---- Given data
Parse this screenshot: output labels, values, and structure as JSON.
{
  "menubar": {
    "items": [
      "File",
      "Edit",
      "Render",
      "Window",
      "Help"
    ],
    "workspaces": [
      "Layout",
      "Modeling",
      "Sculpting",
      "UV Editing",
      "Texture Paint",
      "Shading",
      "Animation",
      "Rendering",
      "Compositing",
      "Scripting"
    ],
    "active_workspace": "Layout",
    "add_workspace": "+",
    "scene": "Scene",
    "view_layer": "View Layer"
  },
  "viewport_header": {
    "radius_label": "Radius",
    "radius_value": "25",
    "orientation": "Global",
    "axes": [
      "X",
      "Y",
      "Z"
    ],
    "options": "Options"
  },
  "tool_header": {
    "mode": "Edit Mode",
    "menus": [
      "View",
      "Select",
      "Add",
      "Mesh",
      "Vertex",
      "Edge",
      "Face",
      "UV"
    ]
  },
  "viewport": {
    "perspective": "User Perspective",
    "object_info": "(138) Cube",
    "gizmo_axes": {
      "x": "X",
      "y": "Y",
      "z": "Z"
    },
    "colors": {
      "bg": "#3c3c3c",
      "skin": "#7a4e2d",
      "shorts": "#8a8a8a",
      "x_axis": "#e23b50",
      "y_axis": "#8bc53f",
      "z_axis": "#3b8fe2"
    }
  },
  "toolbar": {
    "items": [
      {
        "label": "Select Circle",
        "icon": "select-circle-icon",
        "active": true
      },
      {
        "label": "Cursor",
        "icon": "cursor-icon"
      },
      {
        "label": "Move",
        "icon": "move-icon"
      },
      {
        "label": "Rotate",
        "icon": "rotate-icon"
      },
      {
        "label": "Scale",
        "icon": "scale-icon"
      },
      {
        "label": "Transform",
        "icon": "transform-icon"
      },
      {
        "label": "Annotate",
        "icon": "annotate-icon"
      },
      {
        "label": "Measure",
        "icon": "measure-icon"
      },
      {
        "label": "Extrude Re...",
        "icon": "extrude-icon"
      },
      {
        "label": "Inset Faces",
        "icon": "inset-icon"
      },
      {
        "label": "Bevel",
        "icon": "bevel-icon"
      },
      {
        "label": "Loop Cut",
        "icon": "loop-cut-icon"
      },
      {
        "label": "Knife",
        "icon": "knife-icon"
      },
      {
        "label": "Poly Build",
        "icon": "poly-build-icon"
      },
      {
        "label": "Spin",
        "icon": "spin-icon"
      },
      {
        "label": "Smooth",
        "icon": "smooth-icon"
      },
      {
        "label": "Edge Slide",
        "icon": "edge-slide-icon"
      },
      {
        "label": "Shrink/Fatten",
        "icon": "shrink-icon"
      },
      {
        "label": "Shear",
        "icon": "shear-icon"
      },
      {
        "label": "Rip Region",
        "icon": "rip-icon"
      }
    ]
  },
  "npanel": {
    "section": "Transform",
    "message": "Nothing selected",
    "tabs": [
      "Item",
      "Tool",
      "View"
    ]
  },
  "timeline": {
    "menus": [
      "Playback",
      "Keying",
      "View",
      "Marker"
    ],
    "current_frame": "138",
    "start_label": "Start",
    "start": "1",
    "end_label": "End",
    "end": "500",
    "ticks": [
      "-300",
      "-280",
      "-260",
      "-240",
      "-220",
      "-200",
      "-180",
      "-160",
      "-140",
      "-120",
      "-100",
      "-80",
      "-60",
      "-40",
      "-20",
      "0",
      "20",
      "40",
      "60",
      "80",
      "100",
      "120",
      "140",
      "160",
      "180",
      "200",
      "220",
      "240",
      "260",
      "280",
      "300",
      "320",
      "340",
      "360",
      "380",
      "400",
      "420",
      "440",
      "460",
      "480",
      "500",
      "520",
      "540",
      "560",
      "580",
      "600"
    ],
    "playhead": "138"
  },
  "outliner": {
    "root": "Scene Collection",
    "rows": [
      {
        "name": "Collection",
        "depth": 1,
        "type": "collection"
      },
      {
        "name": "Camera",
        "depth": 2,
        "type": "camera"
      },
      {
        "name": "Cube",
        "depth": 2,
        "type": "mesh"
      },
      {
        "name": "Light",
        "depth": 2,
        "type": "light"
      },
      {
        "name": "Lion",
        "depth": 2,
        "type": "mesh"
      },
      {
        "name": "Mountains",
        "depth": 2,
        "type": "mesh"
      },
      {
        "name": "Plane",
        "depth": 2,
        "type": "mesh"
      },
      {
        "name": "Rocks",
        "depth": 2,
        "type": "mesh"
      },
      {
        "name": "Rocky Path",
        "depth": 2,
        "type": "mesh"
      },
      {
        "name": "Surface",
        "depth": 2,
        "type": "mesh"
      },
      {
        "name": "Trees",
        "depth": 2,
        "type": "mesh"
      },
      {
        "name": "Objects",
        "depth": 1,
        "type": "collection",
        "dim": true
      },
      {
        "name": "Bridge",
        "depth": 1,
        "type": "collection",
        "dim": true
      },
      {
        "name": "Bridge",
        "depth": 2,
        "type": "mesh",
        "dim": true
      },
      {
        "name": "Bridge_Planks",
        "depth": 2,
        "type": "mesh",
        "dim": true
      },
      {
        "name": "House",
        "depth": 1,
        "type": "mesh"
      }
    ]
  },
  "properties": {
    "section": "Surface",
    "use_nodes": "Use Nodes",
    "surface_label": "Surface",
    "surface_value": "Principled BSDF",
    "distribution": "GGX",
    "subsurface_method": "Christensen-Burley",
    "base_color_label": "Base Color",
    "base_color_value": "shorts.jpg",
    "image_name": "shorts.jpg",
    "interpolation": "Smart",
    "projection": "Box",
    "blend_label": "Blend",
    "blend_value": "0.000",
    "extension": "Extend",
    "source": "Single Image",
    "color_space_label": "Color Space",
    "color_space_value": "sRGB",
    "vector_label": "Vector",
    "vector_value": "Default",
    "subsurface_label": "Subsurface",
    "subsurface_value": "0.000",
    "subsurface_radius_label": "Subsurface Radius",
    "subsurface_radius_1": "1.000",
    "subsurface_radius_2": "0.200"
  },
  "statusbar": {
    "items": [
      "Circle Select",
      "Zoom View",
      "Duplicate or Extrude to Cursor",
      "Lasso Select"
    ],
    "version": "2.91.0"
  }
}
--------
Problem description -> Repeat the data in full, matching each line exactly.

Solved exercise ->
Parse this screenshot: output labels, values, and structure as JSON.
{
  "menubar": {
    "items": [
      "File",
      "Edit",
      "Render",
      "Window",
      "Help"
    ],
    "workspaces": [
      "Layout",
      "Modeling",
      "Sculpting",
      "UV Editing",
      "Texture Paint",
      "Shading",
      "Animation",
      "Rendering",
      "Compositing",
      "Scripting"
    ],
    "active_workspace": "Layout",
    "add_workspace": "+",
    "scene": "Scene",
    "view_layer": "View Layer"
  },
  "viewport_header": {
    "radius_label": "Radius",
    "radius_value": "25",
    "orientation": "Global",
    "axes": [
      "X",
      "Y",
      "Z"
    ],
    "options": "Options"
  },
  "tool_header": {
    "mode": "Edit Mode",
    "menus": [
      "View",
      "Select",
      "Add",
      "Mesh",
      "Vertex",
      "Edge",
      "Face",
      "UV"
    ]
  },
  "viewport": {
    "perspective": "User Perspective",
    "object_info": "(138) Cube",
    "gizmo_axes": {
      "x": "X",
      "y": "Y",
      "z": "Z"
    },
    "colors": {
      "bg": "#3c3c3c",
      "skin": "#7a4e2d",
      "shorts": "#8a8a8a",
      "x_axis": "#e23b50",
      "y_axis": "#8bc53f",
      "z_axis": "#3b8fe2"
    }
  },
  "toolbar": {
    "items": [
      {
        "label": "Select Circle",
        "icon": "select-circle-icon",
        "active": true
      },
      {
        "label": "Cursor",
        "icon": "cursor-icon"
      },
      {
        "label": "Move",
        "icon": "move-icon"
      },
      {
        "label": "Rotate",
        "icon": "rotate-icon"
      },
      {
        "label": "Scale",
        "icon": "scale-icon"
      },
      {
        "label": "Transform",
        "icon": "transform-icon"
      },
      {
        "label": "Annotate",
        "icon": "annotate-icon"
      },
      {
        "label": "Measure",
        "icon": "measure-icon"
      },
      {
        "label": "Extrude Re...",
        "icon": "extrude-icon"
      },
      {
        "label": "Inset Faces",
        "icon": "inset-icon"
      },
      {
        "label": "Bevel",
        "icon": "bevel-icon"
      },
      {
        "label": "Loop Cut",
        "icon": "loop-cut-icon"
      },
      {
        "label": "Knife",
        "icon": "knife-icon"
      },
      {
        "label": "Poly Build",
        "icon": "poly-build-icon"
      },
      {
        "label": "Spin",
        "icon": "spin-icon"
      },
      {
        "label": "Smooth",
        "icon": "smooth-icon"
      },
      {
        "label": "Edge Slide",
        "icon": "edge-slide-icon"
      },
      {
        "label": "Shrink/Fatten",
        "icon": "shrink-icon"
      },
      {
        "label": "Shear",
        "icon": "shear-icon"
      },
      {
        "label": "Rip Region",
        "icon": "rip-icon"
      }
    ]
  },
  "npanel": {
    "section": "Transform",
    "message": "Nothing selected",
    "tabs": [
      "Item",
      "Tool",
      "View"
    ]
  },
  "timeline": {
    "menus": [
      "Playback",
      "Keying",
      "View",
      "Marker"
    ],
    "current_frame": "138",
    "start_label": "Start",
    "start": "1",
    "end_label": "End",
    "end": "500",
    "ticks": [
      "-300",
      "-280",
      "-260",
      "-240",
      "-220",
      "-200",
      "-180",
      "-160",
      "-140",
      "-120",
      "-100",
      "-80",
      "-60",
      "-40",
      "-20",
      "0",
      "20",
      "40",
      "60",
      "80",
      "100",
      "120",
      "140",
      "160",
      "180",
      "200",
      "220",
      "240",
      "260",
      "280",
      "300",
      "320",
      "340",
      "360",
      "380",
      "400",
      "420",
      "440",
      "460",
      "480",
      "500",
      "520",
      "540",
      "560",
      "580",
      "600"
    ],
    "playhead": "138"
  },
  "outliner": {
    "root": "Scene Collection",
    "rows": [
      {
        "name": "Collection",
        "depth": 1,
        "type": "collection"
      },
      {
        "name": "Camera",
        "depth": 2,
        "type": "camera"
      },
      {
        "name": "Cube",
        "depth": 2,
        "type": "mesh"
      },
      {
        "name": "Light",
        "depth": 2,
        "type": "light"
      },
      {
        "name": "Lion",
        "depth": 2,
        "type": "mesh"
      },
      {
        "name": "Mountains",
        "depth": 2,
        "type": "mesh"
      },
      {
        "name": "Plane",
        "depth": 2,
        "type": "mesh"
      },
      {
        "name": "Rocks",
        "depth": 2,
        "type": "mesh"
      },
      {
        "name": "Rocky Path",
        "depth": 2,
        "type": "mesh"
      },
      {
        "name": "Surface",
        "depth": 2,
        "type": "mesh"
      },
      {
        "name": "Trees",
        "depth": 2,
        "type": "mesh"
      },
      {
        "name": "Objects",
        "depth": 1,
        "type": "collection",
        "dim": true
      },
      {
        "name": "Bridge",
        "depth": 1,
        "type": "collection",
        "dim": true
      },
      {
        "name": "Bridge",
        "depth": 2,
        "type": "mesh",
        "dim": true
      },
      {
        "name": "Bridge_Planks",
        "depth": 2,
        "type": "mesh",
        "dim": true
      },
      {
        "name": "House",
        "depth": 1,
        "type": "mesh"
      }
    ]
  },
  "properties": {
    "section": "Surface",
    "use_nodes": "Use Nodes",
    "surface_label": "Surface",
    "surface_value": "Principled BSDF",
    "distribution": "GGX",
    "subsurface_method": "Christensen-Burley",
    "base_color_label": "Base Color",
    "base_color_value": "shorts.jpg",
    "image_name": "shorts.jpg",
    "interpolation": "Smart",
    "projection": "Box",
    "blend_label": "Blend",
    "blend_value": "0.000",
    "extension": "Extend",
    "source": "Single Image",
    "color_space_label": "Color Space",
    "color_space_value": "sRGB",
    "vector_label": "Vector",
    "vector_value": "Default",
    "subsurface_label": "Subsurface",
    "subsurface_value": "0.000",
    "subsurface_radius_label": "Subsurface Radius",
    "subsurface_radius_1": "1.000",
    "subsurface_radius_2": "0.200"
  },
  "statusbar": {
    "items": [
      "Circle Select",
      "Zoom View",
      "Duplicate or Extrude to Cursor",
      "Lasso Select"
    ],
    "version": "2.91.0"
  }
}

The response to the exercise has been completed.